And this isn’t full the fault of the effects. There’s no doubt that Fincher is in love with his imagery (this is the only explanation I can come up with for that chaos theory sequence, which plays as nothing but a flaunting of Fincher’s contractual right to final cut), but he doesn’t seem to trust it. Eric Roth’s script tells us over and over again, in very literal language and often via narration, that this is a film about loneliness and difference. Every feeling and every story detail is telegraphed in advance, underlined throughout and commented on after the fact.
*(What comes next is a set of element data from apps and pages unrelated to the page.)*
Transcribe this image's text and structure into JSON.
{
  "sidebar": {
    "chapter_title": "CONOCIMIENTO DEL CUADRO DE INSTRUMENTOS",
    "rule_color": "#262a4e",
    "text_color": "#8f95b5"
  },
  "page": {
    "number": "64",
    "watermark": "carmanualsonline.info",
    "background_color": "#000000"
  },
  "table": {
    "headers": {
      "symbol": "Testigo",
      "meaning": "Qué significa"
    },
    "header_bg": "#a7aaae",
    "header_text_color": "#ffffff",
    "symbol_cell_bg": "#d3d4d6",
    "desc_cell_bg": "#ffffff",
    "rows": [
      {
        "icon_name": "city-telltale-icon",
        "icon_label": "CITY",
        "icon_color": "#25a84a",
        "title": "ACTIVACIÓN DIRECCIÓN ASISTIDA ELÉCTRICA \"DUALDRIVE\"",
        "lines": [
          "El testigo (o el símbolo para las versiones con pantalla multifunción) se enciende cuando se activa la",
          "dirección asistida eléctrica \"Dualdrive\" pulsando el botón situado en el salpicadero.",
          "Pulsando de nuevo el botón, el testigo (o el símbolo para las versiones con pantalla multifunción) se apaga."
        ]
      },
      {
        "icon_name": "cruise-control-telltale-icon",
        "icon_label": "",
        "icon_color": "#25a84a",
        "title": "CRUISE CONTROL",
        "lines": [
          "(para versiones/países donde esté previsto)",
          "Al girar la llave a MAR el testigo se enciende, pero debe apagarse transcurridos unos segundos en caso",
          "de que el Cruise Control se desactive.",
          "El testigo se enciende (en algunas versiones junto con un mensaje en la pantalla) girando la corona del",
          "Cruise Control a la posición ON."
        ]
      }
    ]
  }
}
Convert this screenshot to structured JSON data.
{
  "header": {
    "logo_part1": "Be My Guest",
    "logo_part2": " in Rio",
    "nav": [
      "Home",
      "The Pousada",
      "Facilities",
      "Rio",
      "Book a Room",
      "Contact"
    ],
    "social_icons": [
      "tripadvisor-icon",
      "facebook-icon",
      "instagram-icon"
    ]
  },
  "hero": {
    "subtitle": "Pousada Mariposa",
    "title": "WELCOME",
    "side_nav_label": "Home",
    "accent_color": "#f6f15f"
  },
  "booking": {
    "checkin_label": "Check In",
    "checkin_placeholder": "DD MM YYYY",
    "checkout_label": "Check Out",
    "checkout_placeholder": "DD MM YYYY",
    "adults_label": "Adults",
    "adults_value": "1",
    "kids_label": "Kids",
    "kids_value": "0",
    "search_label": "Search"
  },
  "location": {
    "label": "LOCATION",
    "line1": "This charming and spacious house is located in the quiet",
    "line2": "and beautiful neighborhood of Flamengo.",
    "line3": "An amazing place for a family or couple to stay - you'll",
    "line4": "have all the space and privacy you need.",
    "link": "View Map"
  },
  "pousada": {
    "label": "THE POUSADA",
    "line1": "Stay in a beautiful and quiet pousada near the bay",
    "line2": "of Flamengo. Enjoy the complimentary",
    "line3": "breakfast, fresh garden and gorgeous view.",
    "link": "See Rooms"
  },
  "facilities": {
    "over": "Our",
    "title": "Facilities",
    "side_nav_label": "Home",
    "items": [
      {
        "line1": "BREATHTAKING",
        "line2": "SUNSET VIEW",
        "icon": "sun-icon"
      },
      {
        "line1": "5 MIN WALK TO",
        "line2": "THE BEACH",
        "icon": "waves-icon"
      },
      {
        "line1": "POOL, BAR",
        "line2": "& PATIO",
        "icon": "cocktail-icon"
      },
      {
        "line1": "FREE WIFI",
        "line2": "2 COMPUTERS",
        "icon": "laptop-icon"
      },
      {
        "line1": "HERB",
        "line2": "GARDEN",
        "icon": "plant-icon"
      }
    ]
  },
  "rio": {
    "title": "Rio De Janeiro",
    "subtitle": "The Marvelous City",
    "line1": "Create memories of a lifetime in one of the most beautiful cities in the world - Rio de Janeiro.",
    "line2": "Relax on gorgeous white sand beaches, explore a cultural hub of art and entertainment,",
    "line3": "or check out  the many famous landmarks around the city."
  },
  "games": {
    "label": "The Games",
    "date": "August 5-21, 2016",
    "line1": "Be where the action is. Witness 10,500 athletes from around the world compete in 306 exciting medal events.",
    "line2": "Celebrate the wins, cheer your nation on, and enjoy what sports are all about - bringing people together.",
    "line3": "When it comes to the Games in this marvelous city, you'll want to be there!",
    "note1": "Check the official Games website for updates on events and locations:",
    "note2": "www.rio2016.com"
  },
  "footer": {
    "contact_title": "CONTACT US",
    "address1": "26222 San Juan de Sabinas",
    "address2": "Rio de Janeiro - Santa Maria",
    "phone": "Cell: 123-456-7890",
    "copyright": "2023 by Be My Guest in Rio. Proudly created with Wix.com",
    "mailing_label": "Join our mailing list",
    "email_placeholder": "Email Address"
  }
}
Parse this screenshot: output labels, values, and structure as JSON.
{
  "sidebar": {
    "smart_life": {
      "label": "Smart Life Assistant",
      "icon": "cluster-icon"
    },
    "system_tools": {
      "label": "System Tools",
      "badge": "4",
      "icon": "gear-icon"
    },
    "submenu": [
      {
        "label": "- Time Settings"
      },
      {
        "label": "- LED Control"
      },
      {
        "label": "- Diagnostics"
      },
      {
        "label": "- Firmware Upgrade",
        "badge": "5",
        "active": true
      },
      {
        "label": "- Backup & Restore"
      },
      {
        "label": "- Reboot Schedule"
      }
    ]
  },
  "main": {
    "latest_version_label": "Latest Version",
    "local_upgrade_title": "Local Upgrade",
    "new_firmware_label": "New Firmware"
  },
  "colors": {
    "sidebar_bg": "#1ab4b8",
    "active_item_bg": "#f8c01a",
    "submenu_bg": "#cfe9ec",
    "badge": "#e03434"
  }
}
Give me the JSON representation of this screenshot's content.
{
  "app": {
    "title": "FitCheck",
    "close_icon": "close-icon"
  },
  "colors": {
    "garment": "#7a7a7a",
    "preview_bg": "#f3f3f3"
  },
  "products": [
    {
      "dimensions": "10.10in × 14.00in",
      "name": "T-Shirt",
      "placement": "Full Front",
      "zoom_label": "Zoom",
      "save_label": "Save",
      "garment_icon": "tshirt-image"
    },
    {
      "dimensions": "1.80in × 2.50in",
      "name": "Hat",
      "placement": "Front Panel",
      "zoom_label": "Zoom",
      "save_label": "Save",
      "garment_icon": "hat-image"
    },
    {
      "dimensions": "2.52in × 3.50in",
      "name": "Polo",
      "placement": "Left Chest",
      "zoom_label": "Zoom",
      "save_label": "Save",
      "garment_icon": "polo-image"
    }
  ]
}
Button is the opposite of Pitt’s last Oscar hopeful in that respect: The Assassination of Jesse James was a film in which every frame seemed to invite contemplation. Benjamin Button is a film in which every cut seems designed to block thought. Maybe the earlier film’s failure says it all about the philosophy behind Button’s construction: for audiences and Oscar voters, thinking is bad. Spoon-fed artifice is good.
"If you are marching with white nationalists, you are by definition not a very nice person. If Malala Yousafzai had taken part in that rally, you'd have to say 'Okay, I guess Malala sucks now.'" ~ John Oliver

User avatar
Penelope
Site Admin
Posts: 5663
Joined: Sat Jan 31, 2004 11:47 am
Location: Tampa, FL, USA

Postby Penelope » Thu Nov 13, 2008 6:58 pm

Saw the trailer last night before Rachel Getting Married. The special effects looked good, but the story seemed a bit twee...and predictable.
"...it is the weak who are cruel, and...gentleness is only to be expected from the strong." - Leo Reston

"Cruelty might be very human, and it might be cultural, but it's not acceptable." - Jodie Foster

Sabin
Laureate
Posts: 7301
Joined: Thu Jan 02, 2003 12:52 am
Contact:

Postby Sabin » Thu Nov 13, 2008 6:47 pm

The tide turns again (ish). Early reviews are less than promising as indicated by Hollywood-elsewhere.com and Karina Longworth at blog.spout.com. The latter seems especially unimpressed but under embargo to speak about it. It's being described as emotionally flat.

...again: this is ALL way too much too soon but 'The Curious Case of Benjamin Button' might not be the front-runner some have posited.
"If you are marching with white nationalists, you are by definition not a very nice person. If Malala Yousafzai had taken part in that rally, you'd have to say 'Okay, I guess Malala sucks now.'" ~ John Oliver


Return to “2008”

Who is online

Users browsing this forum: No registered users and 1 guest